*** EXERCISE INPUTS ***

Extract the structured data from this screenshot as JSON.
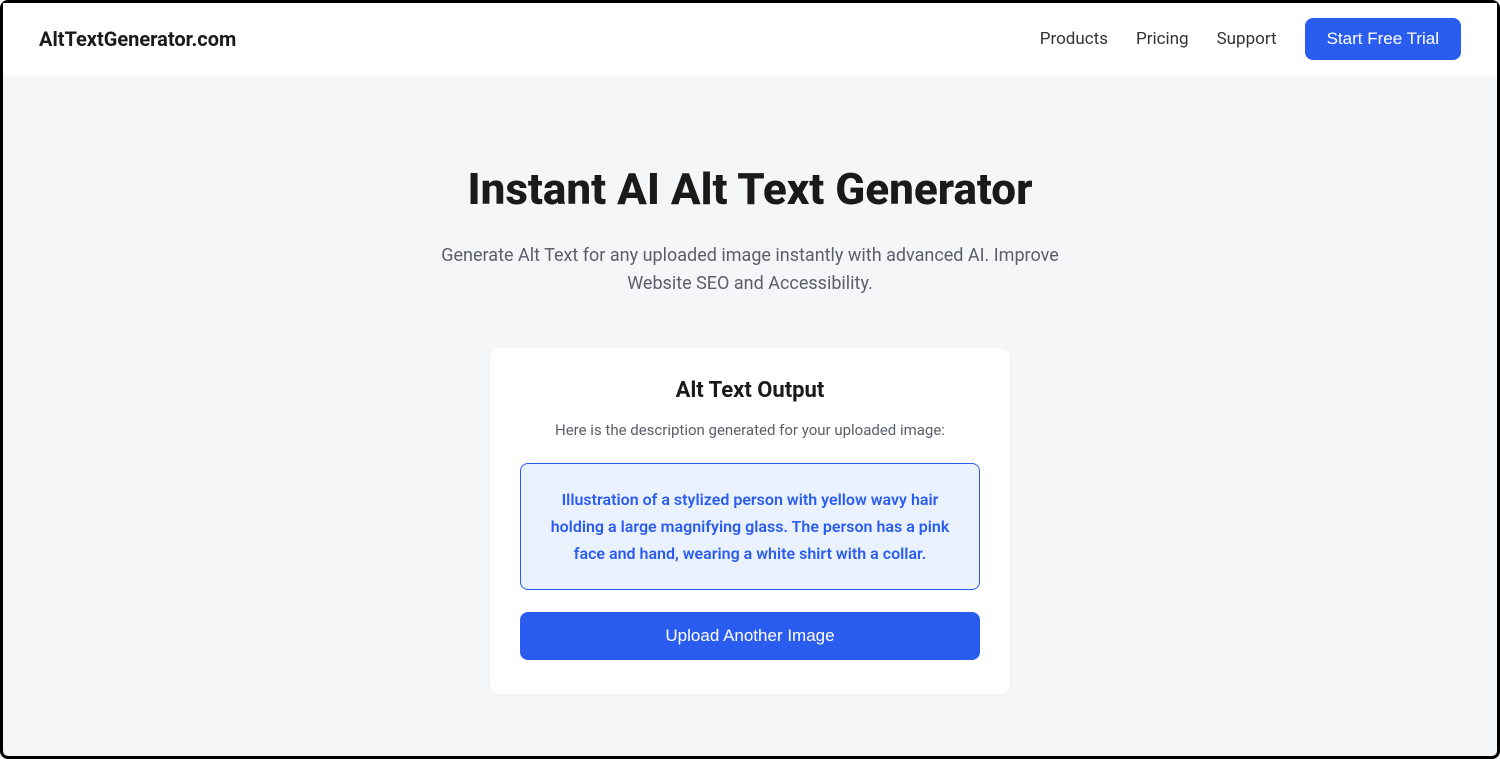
{
  "header": {
    "brand": "AltTextGenerator.com",
    "nav": {
      "products": "Products",
      "pricing": "Pricing",
      "support": "Support"
    },
    "cta": "Start Free Trial"
  },
  "main": {
    "title": "Instant AI Alt Text Generator",
    "subtitle": "Generate Alt Text for any uploaded image instantly with advanced AI. Improve Website SEO and Accessibility."
  },
  "card": {
    "title": "Alt Text Output",
    "subtitle": "Here is the description generated for your uploaded image:",
    "output": "Illustration of a stylized person with yellow wavy hair holding a large magnifying glass. The person has a pink face and hand, wearing a white shirt with a collar.",
    "upload_button": "Upload Another Image"
  }
}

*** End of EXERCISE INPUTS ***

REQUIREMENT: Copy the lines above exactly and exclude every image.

ANSWER SECTION:
Extract the structured data from this screenshot as JSON.
{
  "header": {
    "brand": "AltTextGenerator.com",
    "nav": {
      "products": "Products",
      "pricing": "Pricing",
      "support": "Support"
    },
    "cta": "Start Free Trial"
  },
  "main": {
    "title": "Instant AI Alt Text Generator",
    "subtitle": "Generate Alt Text for any uploaded image instantly with advanced AI. Improve Website SEO and Accessibility."
  },
  "card": {
    "title": "Alt Text Output",
    "subtitle": "Here is the description generated for your uploaded image:",
    "output": "Illustration of a stylized person with yellow wavy hair holding a large magnifying glass. The person has a pink face and hand, wearing a white shirt with a collar.",
    "upload_button": "Upload Another Image"
  }
}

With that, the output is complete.